> WHAT THE TASK ASKS: Search the records below for "Information"; copy each line that has it.

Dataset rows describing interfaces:
::::
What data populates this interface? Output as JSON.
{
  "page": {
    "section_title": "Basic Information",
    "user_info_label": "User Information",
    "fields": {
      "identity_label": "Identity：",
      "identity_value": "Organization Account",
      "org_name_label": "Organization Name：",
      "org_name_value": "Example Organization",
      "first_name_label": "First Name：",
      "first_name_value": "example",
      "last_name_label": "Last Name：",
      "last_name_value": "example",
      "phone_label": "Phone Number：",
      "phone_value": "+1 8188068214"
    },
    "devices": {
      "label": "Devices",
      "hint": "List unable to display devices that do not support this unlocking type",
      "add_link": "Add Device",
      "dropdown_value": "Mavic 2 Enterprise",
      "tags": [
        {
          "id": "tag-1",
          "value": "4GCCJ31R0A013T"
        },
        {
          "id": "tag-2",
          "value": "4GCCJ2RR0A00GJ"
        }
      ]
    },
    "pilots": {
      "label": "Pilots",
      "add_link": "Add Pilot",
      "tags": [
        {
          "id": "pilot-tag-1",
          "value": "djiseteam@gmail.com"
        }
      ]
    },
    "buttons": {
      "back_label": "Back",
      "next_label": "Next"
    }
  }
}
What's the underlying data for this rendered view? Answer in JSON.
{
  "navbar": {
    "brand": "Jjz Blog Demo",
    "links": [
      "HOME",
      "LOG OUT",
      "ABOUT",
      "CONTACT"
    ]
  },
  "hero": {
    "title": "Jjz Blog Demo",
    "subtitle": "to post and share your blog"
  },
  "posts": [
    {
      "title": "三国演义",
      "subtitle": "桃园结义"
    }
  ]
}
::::
> OUTPUT OF THE EXERCISE:
    "section_title": "Basic Information",
    "user_info_label": "User Information",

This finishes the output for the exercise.